One dead in Vashi hotel fire, survivors blame owners for negligence
The major fire at Wanton House hotel killed a 22-yr-old and injured 30; survivors claim lack of fire exit signage and the smoke-filled narrow corridor forced people to jump out of windows
Even as fire officials claimed that a short circuit in the AC duct of the first-floor of Vashi’s Wanton House hotel led to the massive fire yesterday morning, killing a 22-year-old and injuring 30 others, the survivors claimed that the negligence of the hotel owners made the situation worse.
Two Russians sustained severe spine and limb injuries after jumping from a height
The fire, which started around 4.30 am in the three-storey hotel in Sector 26, was brought under control only after more than four hours of firefighting. According to fire officials and survivors, the narrow structure of the building delayed the rescue operation and also made it difficult for people trapped inside to get out.
The fire, which started from the air-conditioning duct of the first floor, soon spread to all three floors of the building. Pics/Sameer Markande
The incident killed a 22-year-old employee of Axis Bank, identified as Salman Khan, who had come from Bhopal with his colleagues to attend a seminar in the city. The injured have been admitted to NMMC Hospital for treatment, and two Russian nationals, Renata Urakehen and Vehiamin Syehev, have been moved to Fortis Hospital, as they sustained severe spine and limb injuries after jumping from a height.
While the owners of the hotel refused to comment on the incident and did not reveal the extent of loss due to the fire, Chief Fire Officer Vijay Rane, said, “The fire started from the first floor of the building. Some fire equipment was missing at the hotel, however, we are currently investigating the case to pinpoint the exact reasons that led to the fire spreading.”
30-year-old Rajan Kumar Mishra from Hyderabad, who was staying at the hotel, said, “Had there been proper instructions provided about the fire exits in the hotel, the situation could have been avoided.
I was staying on the second floor and had to break the window of our room and jump on the shanties situated at the back of the hotel. I was able to save my life, but lost all my belongings, including my debit cards and important documents.”
According to Mishra, many people were unable to escape from the stairs as the fire engulfed all three floors and the smoke in the narrow corridors made getting out difficult.
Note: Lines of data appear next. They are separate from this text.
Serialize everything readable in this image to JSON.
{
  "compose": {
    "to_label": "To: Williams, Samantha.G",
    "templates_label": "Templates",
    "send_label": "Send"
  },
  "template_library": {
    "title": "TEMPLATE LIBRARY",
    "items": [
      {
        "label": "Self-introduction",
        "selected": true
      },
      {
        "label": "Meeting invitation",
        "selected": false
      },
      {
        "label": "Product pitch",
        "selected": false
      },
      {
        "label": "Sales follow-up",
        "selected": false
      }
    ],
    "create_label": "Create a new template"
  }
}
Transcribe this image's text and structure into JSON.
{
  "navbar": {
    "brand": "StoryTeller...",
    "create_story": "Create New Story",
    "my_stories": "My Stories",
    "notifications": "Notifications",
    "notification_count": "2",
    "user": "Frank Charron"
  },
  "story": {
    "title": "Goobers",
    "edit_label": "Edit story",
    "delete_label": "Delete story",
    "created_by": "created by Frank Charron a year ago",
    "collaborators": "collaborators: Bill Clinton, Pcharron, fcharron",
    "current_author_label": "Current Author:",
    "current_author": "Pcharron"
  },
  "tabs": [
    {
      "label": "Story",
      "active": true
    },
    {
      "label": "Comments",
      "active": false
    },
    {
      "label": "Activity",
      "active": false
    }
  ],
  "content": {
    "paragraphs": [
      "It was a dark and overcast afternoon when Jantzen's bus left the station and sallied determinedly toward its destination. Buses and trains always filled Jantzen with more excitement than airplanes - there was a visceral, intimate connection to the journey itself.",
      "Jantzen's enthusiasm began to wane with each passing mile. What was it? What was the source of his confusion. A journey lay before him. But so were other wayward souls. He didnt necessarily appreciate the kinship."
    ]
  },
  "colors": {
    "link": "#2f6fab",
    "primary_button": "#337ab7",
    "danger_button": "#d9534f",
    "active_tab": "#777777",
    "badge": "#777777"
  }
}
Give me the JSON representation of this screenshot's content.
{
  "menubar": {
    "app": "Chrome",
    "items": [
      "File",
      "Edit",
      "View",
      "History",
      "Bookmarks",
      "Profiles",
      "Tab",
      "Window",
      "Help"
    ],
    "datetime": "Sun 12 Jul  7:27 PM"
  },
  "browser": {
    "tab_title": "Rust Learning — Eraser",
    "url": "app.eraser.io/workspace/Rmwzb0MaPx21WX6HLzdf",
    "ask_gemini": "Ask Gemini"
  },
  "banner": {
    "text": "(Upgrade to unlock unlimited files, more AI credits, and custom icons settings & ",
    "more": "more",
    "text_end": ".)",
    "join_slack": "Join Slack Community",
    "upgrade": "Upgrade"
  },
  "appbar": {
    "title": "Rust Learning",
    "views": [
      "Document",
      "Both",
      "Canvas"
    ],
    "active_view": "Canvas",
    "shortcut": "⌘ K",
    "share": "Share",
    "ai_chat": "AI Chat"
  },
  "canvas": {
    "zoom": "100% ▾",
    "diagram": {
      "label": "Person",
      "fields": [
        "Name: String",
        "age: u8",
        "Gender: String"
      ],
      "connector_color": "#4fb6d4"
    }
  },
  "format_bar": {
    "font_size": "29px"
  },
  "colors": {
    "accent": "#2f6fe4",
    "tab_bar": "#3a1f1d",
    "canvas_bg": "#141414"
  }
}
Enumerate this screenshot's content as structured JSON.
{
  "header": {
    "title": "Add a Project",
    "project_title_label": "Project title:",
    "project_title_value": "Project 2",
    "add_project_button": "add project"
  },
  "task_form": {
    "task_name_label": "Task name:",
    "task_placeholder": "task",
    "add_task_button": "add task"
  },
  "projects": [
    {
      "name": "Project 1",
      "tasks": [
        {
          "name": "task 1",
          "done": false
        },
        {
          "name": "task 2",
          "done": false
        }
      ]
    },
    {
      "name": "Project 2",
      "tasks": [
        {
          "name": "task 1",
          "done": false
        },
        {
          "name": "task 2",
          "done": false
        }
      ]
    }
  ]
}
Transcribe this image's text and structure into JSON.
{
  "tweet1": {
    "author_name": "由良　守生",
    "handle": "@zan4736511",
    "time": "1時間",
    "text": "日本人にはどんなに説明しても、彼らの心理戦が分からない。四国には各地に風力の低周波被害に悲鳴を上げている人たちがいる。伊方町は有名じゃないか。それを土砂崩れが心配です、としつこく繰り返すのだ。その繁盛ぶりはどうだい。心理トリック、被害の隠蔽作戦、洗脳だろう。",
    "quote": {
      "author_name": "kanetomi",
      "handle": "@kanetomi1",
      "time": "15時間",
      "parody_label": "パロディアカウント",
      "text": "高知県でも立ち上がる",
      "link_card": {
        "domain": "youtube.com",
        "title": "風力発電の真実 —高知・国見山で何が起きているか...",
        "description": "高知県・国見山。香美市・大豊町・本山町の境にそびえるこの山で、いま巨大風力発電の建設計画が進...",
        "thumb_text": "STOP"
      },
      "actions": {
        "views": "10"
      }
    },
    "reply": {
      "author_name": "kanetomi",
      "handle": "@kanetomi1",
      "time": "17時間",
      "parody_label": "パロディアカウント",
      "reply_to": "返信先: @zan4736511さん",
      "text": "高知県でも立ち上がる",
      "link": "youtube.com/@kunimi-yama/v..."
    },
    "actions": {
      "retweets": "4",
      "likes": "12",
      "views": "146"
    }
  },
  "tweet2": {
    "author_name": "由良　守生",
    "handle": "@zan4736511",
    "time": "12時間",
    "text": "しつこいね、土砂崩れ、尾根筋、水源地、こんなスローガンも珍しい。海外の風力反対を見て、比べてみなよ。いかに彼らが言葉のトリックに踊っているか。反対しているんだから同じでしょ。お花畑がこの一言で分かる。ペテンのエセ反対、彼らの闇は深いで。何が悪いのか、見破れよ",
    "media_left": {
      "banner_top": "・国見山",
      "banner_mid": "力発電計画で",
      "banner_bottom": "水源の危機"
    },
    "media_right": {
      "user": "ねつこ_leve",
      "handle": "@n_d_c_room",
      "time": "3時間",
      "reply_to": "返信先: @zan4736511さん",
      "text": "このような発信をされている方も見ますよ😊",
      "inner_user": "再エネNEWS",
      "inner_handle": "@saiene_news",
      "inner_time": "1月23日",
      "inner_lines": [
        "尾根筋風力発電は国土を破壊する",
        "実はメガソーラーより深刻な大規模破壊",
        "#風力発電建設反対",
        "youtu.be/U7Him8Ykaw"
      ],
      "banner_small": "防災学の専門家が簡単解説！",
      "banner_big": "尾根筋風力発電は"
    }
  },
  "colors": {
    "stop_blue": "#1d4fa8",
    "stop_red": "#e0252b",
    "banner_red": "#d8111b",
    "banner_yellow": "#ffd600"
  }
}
Ram Lochan Sharma (38), an eyewitness, said, “I was sleeping when I heard a loud thud. I went outside my house and I saw several people from the hotel jump on roofs and platforms adjacent to the hotel’s boundary wall.
Some even jumped on the shanties, as they had no other way to escape. The fire had blocked all other ways of going out.”